An automated system tabulates work times immediately, accurately, and in a matter of seconds. The system eliminates the cumulative hours spent by employees and managers collecting time cards, figuring out hours, and filling in time sheets. It reduces company costs spent on paper punch cards. Company executives can instantly generate reports about absenteeism or lateness, analyze overtime, and create schedules that best utilize employee work time, thereby increasing productivity. Time and attendance systems integrated with payroll systems to supply accurate employee-hours information seamlessly, without the human error factor that runs up costs.
Eliminate employee time theft
A common practice when using manual time cards is to round off figures. With extra minutes here and there as employees punch in and out for breaks and lunch, supervisors may decide to subtract or add a few minutes to make calculations easier and arrive at whole figures. A 23 minute break may be reported as a 20 minute break, which also keeps the employee and supervisor out of trouble for a slightly overlong break. However, over time this practice can add up to a difference of thousands of extra payroll dollars, a tremendous expense for an employer.
• Using an automated time and attendance system;
• Whenever possible, reducing the use of checks and substituting direct deposit or pay cards, as checks are more commonly subject to fraud;
• Running thorough background checks (criminal, credit, alias searches, previous employment, education credentials, Social Security verification, etc.) before hiring payroll specialists;
• Securing access to payroll information by requiring computer login, minimizing the number of employees with login access, and requiring secure storage and/or shredding of printed documents;
• Setting up an Automated Clearing House (ACH) filter with the bank for electronic payments, which allows banks to monitor vendor debits.

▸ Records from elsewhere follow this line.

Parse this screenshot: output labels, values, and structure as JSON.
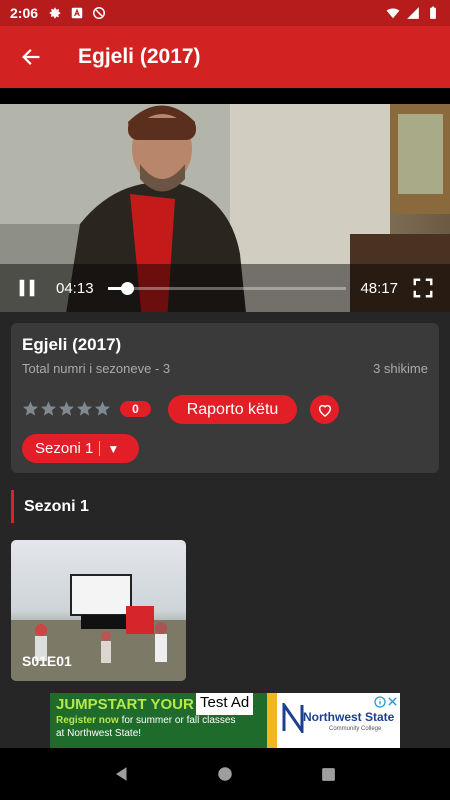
{
  "status_bar": {
    "time": "2:06",
    "icons": [
      "gear-icon",
      "a-box-icon",
      "no-disturb-icon",
      "wifi-icon",
      "signal-icon",
      "battery-icon"
    ]
  },
  "app_bar": {
    "title": "Egjeli (2017)",
    "back_icon": "arrow-left-icon"
  },
  "player": {
    "current_time": "04:13",
    "duration": "48:17",
    "progress": 0.08
  },
  "details": {
    "title": "Egjeli (2017)",
    "seasons_text": "Total numri i sezoneve - 3",
    "views": "3 shikime",
    "rating_stars": 0,
    "rating_count": "0",
    "report_label": "Raporto këtu",
    "season_select": "Sezoni 1",
    "dropdown_arrow": "▼"
  },
  "section": {
    "title": "Sezoni 1"
  },
  "episodes": [
    {
      "label": "S01E01"
    }
  ],
  "ad": {
    "tag": "Test Ad",
    "headline": "JUMPSTART YOUR F",
    "body_highlight": "Register now",
    "body": " for summer or fall classes at Northwest State!",
    "sponsor": "Northwest State",
    "sponsor_sub": "Community College"
  },
  "colors": {
    "accent": "#e21e26",
    "app_bar": "#d32222",
    "status_bar": "#b71c1c",
    "background": "#262626",
    "card": "#3a3a3a"
  }
}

If you are using a manual time and attendance system, consider replacing it with an automated system and using an experienced and reputable outside payroll service.